*** Opening AVAILABLE DATA ***
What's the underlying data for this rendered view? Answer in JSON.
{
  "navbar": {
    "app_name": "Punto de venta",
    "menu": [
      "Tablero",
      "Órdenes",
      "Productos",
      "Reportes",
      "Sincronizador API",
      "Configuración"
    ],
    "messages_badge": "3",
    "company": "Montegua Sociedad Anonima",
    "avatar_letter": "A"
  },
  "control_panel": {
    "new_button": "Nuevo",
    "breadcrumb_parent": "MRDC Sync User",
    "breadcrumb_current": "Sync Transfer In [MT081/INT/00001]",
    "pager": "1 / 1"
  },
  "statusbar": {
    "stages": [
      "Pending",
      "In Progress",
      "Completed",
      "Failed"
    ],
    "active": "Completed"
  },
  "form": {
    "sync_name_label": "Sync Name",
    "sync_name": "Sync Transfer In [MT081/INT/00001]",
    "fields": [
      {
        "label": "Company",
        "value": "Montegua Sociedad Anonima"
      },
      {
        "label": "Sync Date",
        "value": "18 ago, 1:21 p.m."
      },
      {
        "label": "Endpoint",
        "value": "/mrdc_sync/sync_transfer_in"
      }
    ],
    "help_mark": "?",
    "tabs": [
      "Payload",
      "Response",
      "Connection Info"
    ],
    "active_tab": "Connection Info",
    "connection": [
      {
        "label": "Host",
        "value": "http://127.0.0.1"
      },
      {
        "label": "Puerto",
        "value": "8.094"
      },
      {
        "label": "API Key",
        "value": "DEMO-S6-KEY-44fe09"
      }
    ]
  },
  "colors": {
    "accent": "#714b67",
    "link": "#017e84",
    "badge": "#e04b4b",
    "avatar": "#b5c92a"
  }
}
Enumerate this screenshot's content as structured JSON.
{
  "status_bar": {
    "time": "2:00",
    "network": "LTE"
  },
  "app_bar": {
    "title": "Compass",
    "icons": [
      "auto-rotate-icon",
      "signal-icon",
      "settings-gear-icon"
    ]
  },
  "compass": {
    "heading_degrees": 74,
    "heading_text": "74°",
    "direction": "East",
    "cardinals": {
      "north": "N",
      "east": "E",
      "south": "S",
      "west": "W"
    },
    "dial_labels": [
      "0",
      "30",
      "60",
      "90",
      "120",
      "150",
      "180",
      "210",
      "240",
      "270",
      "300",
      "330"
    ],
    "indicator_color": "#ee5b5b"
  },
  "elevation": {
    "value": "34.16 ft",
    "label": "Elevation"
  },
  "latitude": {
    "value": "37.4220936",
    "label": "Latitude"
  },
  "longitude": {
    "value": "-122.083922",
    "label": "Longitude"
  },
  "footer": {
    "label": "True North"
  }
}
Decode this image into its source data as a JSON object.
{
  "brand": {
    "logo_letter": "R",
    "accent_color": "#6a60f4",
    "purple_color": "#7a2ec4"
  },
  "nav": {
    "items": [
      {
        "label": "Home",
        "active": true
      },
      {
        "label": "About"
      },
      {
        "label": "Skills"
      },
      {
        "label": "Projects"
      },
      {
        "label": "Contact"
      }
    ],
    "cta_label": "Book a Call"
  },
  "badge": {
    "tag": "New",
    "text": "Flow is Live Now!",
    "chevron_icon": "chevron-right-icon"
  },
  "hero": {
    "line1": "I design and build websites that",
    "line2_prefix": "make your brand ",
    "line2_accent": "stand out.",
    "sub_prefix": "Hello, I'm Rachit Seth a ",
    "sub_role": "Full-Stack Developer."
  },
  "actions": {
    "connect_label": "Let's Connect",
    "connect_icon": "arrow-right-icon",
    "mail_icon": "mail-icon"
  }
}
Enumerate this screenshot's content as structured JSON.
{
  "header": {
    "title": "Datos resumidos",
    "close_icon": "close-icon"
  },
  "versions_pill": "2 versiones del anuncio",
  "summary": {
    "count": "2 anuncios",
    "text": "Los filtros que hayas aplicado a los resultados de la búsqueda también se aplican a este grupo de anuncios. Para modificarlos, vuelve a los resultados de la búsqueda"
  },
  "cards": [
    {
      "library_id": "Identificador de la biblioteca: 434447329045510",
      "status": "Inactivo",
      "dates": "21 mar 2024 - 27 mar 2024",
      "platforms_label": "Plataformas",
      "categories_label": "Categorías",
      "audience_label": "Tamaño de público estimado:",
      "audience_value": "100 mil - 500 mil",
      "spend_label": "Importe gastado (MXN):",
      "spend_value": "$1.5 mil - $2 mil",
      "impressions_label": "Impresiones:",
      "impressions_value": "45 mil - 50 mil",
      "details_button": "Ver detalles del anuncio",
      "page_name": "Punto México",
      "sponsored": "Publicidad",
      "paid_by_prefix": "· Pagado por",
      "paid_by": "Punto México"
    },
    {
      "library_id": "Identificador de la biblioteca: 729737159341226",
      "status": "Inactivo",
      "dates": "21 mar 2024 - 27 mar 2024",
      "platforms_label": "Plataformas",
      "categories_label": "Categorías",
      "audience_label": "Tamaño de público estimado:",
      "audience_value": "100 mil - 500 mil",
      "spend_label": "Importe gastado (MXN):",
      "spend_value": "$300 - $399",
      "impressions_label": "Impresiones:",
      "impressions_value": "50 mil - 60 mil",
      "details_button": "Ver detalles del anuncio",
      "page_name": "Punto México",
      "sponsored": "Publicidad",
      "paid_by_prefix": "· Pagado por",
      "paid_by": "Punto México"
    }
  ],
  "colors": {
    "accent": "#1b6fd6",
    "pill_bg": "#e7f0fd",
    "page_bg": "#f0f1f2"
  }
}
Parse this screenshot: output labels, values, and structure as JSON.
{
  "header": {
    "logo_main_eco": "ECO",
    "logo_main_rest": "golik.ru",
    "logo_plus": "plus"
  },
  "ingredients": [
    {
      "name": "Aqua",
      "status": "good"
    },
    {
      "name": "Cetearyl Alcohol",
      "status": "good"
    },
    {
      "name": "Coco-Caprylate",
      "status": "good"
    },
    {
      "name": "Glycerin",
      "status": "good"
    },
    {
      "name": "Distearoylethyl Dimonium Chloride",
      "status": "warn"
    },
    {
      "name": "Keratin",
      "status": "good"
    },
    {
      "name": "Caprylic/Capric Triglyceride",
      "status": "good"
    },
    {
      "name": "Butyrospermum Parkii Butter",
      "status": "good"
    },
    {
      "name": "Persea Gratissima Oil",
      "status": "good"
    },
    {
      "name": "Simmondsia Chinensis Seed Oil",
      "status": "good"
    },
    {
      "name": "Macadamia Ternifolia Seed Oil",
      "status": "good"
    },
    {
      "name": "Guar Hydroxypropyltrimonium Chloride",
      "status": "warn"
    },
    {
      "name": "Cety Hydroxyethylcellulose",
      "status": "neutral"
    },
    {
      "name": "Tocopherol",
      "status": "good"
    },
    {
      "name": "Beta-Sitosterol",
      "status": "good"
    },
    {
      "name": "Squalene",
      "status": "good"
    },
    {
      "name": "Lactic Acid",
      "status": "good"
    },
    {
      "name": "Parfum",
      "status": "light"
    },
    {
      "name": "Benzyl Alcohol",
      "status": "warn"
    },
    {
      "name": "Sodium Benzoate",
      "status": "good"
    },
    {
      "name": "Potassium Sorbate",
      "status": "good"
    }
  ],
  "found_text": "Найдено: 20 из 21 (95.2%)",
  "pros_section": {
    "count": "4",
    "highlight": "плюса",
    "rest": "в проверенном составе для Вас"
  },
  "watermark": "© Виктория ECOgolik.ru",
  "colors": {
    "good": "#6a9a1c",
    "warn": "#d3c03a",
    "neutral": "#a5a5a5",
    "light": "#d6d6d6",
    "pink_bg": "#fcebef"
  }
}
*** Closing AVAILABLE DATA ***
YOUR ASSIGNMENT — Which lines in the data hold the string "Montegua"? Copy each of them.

RESULT OF THE EXERCISE —
    "company": "Montegua Sociedad Anonima",
        "value": "Montegua Sociedad Anonima"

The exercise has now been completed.